Editor’s Note: Every so often we use this space to allow a member of the LGBT community to report on a personal crisis that’s related to political decisions and policies that could be affecting many others in similar circumstances.
MY NAME is Jonathan Alderete Loussaief, and I live in Grand Prairie, Texas. My husband’s name is Bilel Loussaief, and he is a gay Tunisian citizen. We fell in love and lived together for two years. Unfortunately, ICE [Immigration and Customs Enforcement] picked him up at work on July 26, 2019, and brought him to a detention center.
I applied for a marriage license in Tarrant County on October 1, 2019, and we were married in the detention center in Alvarado, Texas.
With the help of our attorney, we requested bond for Bilel’s release, but he was denied bond by Judge James Nugent. He had a hearing in late October and was denied by another judge, because Bilel had briefly been married to a woman before their divorce. The judge concluded that my husband is not gay, even though I testified that we are in love and live together in a committed sexual relationship. This judge also decided that my husband is not gay, negating his claim that he could be tortured if sent home, and ordered him to be deported.
It is illegal to be gay in Tunisia, and, based on anti-sodomy laws currently in place, it is punishable by up to three years in prison. We are terribly frightened of what will happen if he’s deported back to Tunisia, because he came out as a gay man here in the U.S. The specific risk if he is deported is that my only recourse will be to request his return as my husband with what’s called an I130 visa request [which would reveal that he’s gay to Tunisian authorities].
We need help getting this story out. The unfairness of the judge’s ruling goes beyond the fact that Bilel is in a loving, monogamous relationship with a man. ICE approved the marriage, and we were married on October 30th of last year at the Prarieland Detention Center in Alvarado, Texas. For years I fought hard for marriage equality to have the right to marry the love of my life one day. Now I’m fighting hard to have the right to keep my husband by my side.

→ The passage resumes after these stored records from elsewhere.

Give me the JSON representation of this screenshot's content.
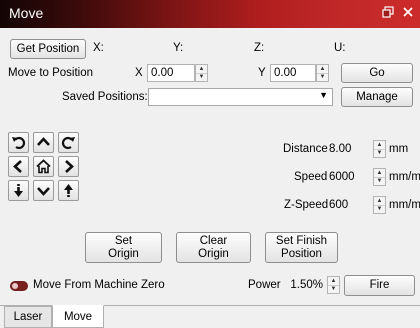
{
  "window": {
    "title": "Move",
    "restore_icon": "restore-window-icon",
    "close_icon": "close-icon"
  },
  "position": {
    "get_position_label": "Get Position",
    "x_label": "X:",
    "y_label": "Y:",
    "z_label": "Z:",
    "u_label": "U:"
  },
  "move_to": {
    "label": "Move to Position",
    "x_label": "X",
    "x_value": "0.00",
    "y_label": "Y",
    "y_value": "0.00",
    "go_label": "Go"
  },
  "saved_positions": {
    "label": "Saved Positions:",
    "selected": "",
    "manage_label": "Manage"
  },
  "jog": {
    "icons": [
      "rotate-ccw-icon",
      "arrow-up-icon",
      "rotate-cw-icon",
      "arrow-left-icon",
      "home-icon",
      "arrow-right-icon",
      "z-down-icon",
      "arrow-down-icon",
      "z-up-icon"
    ]
  },
  "settings": {
    "distance_label": "Distance",
    "distance_value": "8.00",
    "distance_unit": "mm",
    "speed_label": "Speed",
    "speed_value": "6000",
    "speed_unit": "mm/m",
    "zspeed_label": "Z-Speed",
    "zspeed_value": "600",
    "zspeed_unit": "mm/m"
  },
  "actions": {
    "set_origin_line1": "Set",
    "set_origin_line2": "Origin",
    "clear_origin_line1": "Clear",
    "clear_origin_line2": "Origin",
    "set_finish_line1": "Set Finish",
    "set_finish_line2": "Position"
  },
  "footer": {
    "move_from_zero_label": "Move From Machine Zero",
    "move_from_zero_on": true,
    "power_label": "Power",
    "power_value": "1.50%",
    "fire_label": "Fire"
  },
  "tabs": [
    {
      "label": "Laser",
      "active": false
    },
    {
      "label": "Move",
      "active": true
    }
  ],
  "colors": {
    "titlebar_start": "#140505",
    "titlebar_end": "#cc2b2b",
    "toggle_on": "#7a1f1f"
  }
}
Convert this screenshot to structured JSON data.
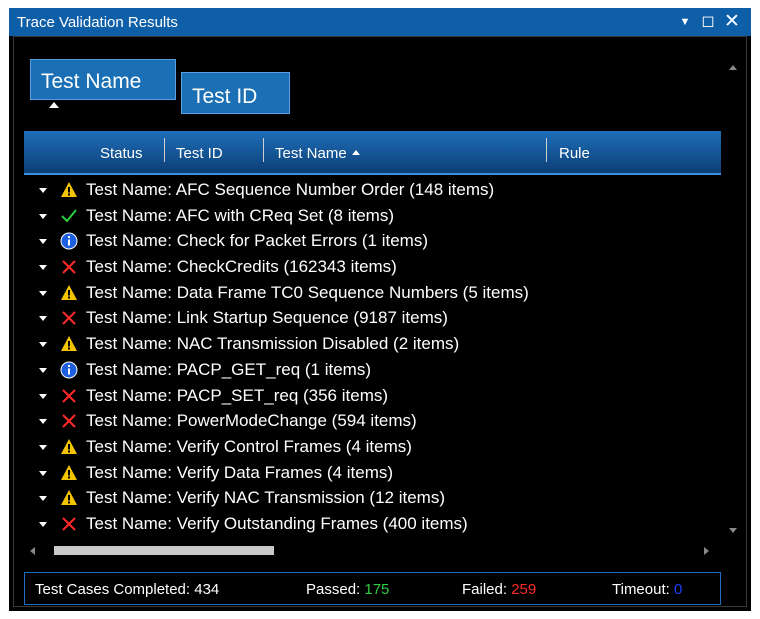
{
  "window": {
    "title": "Trace Validation Results"
  },
  "group_panel": {
    "chips": [
      {
        "label": "Test Name"
      },
      {
        "label": "Test ID"
      }
    ]
  },
  "grid": {
    "columns": [
      "Status",
      "Test ID",
      "Test Name",
      "Rule"
    ],
    "rows": [
      {
        "status": "warning",
        "text": "Test Name: AFC Sequence Number Order (148 items)"
      },
      {
        "status": "pass",
        "text": "Test Name: AFC with CReq Set (8 items)"
      },
      {
        "status": "info",
        "text": "Test Name: Check for Packet Errors (1 items)"
      },
      {
        "status": "fail",
        "text": "Test Name: CheckCredits (162343 items)"
      },
      {
        "status": "warning",
        "text": "Test Name: Data Frame TC0 Sequence Numbers (5 items)"
      },
      {
        "status": "fail",
        "text": "Test Name: Link Startup Sequence (9187 items)"
      },
      {
        "status": "warning",
        "text": "Test Name: NAC Transmission Disabled (2 items)"
      },
      {
        "status": "info",
        "text": "Test Name: PACP_GET_req (1 items)"
      },
      {
        "status": "fail",
        "text": "Test Name: PACP_SET_req (356 items)"
      },
      {
        "status": "fail",
        "text": "Test Name: PowerModeChange (594 items)"
      },
      {
        "status": "warning",
        "text": "Test Name: Verify Control Frames (4 items)"
      },
      {
        "status": "warning",
        "text": "Test Name: Verify Data Frames (4 items)"
      },
      {
        "status": "warning",
        "text": "Test Name: Verify NAC Transmission (12 items)"
      },
      {
        "status": "fail",
        "text": "Test Name: Verify Outstanding Frames (400 items)"
      }
    ]
  },
  "summary": {
    "completed_label": "Test Cases Completed: 434",
    "passed_label": "Passed:",
    "passed_value": "175",
    "failed_label": "Failed:",
    "failed_value": "259",
    "timeout_label": "Timeout:",
    "timeout_value": "0"
  },
  "colors": {
    "titlebar": "#0f5fa8",
    "accent": "#1b6fb5",
    "pass": "#2ecc40",
    "fail": "#ff2a2a",
    "warning": "#f5c400",
    "info": "#1e5fe0",
    "timeout": "#1f3fff"
  },
  "icons": {
    "warning": "warning-icon",
    "pass": "check-icon",
    "info": "info-icon",
    "fail": "x-icon"
  }
}
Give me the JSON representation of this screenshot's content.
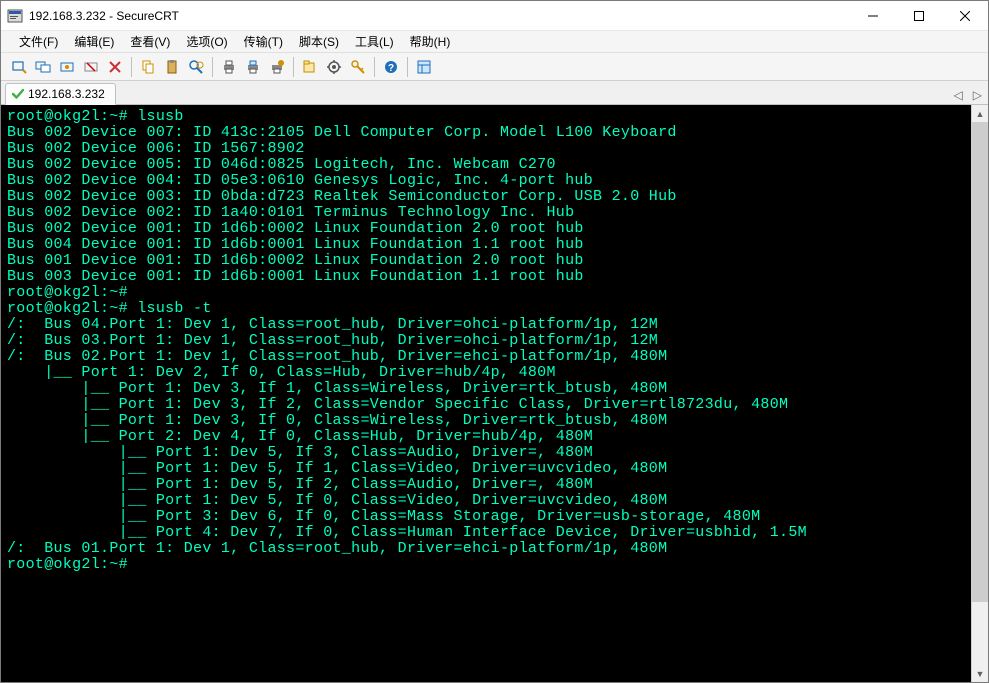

I am reaching out because I need to locate more resources to secure my husband’s freedom. It seems as if we’re hitting brick walls at this point. My “husbear” has now been moved to an immigration detention center in Cleburne, Texas, where the conditions and treatment are deplorable. We’ve tried to work through the Bureau of Indian Affairs, but on April 17th they denied my husband’s appeal because they also do not believe he is a gay man. The lawyers have given up and apparently don’t know how to argue this case.
Please do what you can to put our story out there.
Jonathan Alderete Loussaief